Kevin Blackistone, another nationally recognized Washington Post columnist, took the forceful case directly to the Lerners. “We enriched the Lerners through taxes to build the stadium and this season by shelling out $279.30 on average for a family of four to watch the worst team in the game”, wrote Blackistone. The owners promised last year that they were rebuilding — quickly — around Juan Soto when they traded off the core of their 2019 World Series championship team. Then they broke that promise earlier this week. Their “stewardship” of the team (and I use that term loosely) has led to what may be the fastest fall of a World Series champion in history.
As they traded away stars like Scherzer (a sure-fire first-ballot Hall of Famer), Turner, and Kyle Schwarber, while also losing Anthony Rendon and Harper, they raised season ticket prices — 21% in 2022 alone. TWENTY-ONE PERCENT for what is essentially a AAA minor-league team. I know. I’m a season ticket holder in a group with some other friends.
Baseball business types have and will continue to argue that what the team is doing is smart business, and “just the way the game is” these days. However, the Dodgers, Yankees, Braves, Red Sox, and other perennial winners don’t tear down their teams at the drop of a hat and force their fan base to sit through at least five years of terrible baseball before they have the promise of a decent team. No, this stewardship by the Lerners is veering into Peter Angelos and Daniel Snyder territory (to mix sports). Both the Orioles and the Washington Football Team have eroded decades of fan loyalty as their owners pursued the almighty dollar (not to mention the stroking of their insatiable egos).

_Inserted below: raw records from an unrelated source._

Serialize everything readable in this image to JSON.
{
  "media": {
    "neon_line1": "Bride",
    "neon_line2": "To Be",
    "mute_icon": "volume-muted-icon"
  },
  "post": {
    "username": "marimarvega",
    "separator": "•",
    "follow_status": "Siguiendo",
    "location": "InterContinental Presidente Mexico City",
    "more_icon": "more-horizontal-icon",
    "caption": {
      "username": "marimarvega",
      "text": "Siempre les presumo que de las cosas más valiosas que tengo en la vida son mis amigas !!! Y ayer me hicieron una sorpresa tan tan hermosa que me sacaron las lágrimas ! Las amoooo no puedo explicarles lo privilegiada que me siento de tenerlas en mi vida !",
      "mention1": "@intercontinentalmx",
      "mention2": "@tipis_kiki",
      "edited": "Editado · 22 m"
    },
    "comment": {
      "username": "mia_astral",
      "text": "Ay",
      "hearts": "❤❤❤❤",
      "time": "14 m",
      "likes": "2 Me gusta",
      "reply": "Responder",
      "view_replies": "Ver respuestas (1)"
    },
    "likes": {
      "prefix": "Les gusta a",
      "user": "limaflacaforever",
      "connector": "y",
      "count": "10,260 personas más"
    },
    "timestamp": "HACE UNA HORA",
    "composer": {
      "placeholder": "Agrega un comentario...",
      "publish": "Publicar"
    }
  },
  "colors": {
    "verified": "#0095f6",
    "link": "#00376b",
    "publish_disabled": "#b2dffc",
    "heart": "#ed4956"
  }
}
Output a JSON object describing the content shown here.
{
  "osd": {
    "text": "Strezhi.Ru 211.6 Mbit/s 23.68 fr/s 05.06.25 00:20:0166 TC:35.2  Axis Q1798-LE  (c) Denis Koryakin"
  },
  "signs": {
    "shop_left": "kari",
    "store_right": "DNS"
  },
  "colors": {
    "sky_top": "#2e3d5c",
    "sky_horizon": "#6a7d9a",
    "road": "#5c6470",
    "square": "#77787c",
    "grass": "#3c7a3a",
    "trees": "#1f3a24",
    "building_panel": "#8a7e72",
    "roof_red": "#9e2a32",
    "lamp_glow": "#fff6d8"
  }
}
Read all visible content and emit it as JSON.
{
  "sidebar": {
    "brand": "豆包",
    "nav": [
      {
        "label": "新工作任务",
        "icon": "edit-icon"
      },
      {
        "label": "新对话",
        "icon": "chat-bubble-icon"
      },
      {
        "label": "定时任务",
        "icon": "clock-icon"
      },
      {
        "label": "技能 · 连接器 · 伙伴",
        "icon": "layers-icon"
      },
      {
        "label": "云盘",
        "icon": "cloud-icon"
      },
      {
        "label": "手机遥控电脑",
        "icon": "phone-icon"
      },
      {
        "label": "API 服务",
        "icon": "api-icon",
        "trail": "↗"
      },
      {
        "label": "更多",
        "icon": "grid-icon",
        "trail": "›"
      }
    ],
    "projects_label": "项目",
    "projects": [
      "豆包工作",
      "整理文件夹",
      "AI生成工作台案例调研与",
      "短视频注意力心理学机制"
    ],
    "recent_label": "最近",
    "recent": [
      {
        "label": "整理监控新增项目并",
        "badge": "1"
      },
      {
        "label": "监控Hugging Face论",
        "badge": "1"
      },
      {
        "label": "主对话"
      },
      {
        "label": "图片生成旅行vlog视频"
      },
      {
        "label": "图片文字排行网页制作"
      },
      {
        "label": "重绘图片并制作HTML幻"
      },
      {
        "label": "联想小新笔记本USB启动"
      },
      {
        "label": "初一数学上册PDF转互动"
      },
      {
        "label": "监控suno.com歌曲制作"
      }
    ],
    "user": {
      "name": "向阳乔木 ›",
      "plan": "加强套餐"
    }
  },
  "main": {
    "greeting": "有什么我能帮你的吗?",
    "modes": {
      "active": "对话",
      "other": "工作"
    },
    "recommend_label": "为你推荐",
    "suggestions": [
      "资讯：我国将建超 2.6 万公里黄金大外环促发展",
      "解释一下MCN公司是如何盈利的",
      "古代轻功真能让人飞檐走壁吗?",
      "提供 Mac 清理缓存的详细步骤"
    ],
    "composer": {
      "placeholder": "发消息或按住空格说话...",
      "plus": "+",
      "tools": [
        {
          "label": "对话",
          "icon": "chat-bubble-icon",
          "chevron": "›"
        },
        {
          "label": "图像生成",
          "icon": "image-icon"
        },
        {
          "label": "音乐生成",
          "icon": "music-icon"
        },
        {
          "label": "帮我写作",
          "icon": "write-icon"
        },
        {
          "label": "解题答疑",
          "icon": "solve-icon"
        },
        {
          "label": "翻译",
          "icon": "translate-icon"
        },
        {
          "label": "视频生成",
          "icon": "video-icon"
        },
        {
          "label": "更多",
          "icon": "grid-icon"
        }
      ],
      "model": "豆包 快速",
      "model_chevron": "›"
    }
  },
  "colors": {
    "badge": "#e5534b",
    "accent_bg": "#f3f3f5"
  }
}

Robyn Ryle hit the nail on the head last March when she wrote about inequality and baseball. I linked to it on More to Come but you should go read Robyn’s piece. It is well worth the time. She writes of how some commentators will scream about the salaries of MLB players, such as Mike Trout and Juan Soto (once he reaches $500 million…which he will). But she paraphrases Chris Rock to note that Trout and Soto are rich, while the owners are wealthy. “There’s a big difference between the two.” The owners, CEOs, and other capitalists want you to yell about labor, conveniently forgetting that the Lerners have enough money to pay $500 million and the salaries of the other 25 Nationals. IF they choose to do so.
I last saw Soto play at Nats Park last Saturday evening. Like all fans, I want to see a good product. So do the players. The owners? Not so much. Robyn framed the problem in a way that most of us can understand.
Let me put it more plainly — the players want baseball to be good. The owners just want to make money. Period. End of story.
The Lerner family can’t sell the Nationals fast enough for me.
More to come…
NOTE: In a comment to my March post, my fellow season ticket holder Tom wrote about the giant tax elephant in the room and what is probably the real reason the Lerners are selling: the roster depletion allowance (RDA).
The RDA is a tax escape hatch baseball owners enjoy for 15 years in which they can write off the massive salaries they pay their players. The Lerners bought the team in 2006. Their RDA expired in 2021 or 2022. So they can’t write off the $400 million-plus Juan Soto wants now or enjoy the $200 million annual estimated write-offs they’ve enjoyed for years. A new owner certainly will….It’s a tiny bit about baseball and a ton about taxes.
Tom then quoted a law school professor on federal income tax who said on the 1st day of class: “If you see unusual behavior, it is often due to the tax code.”
Image of money by S.K. from Pixabay.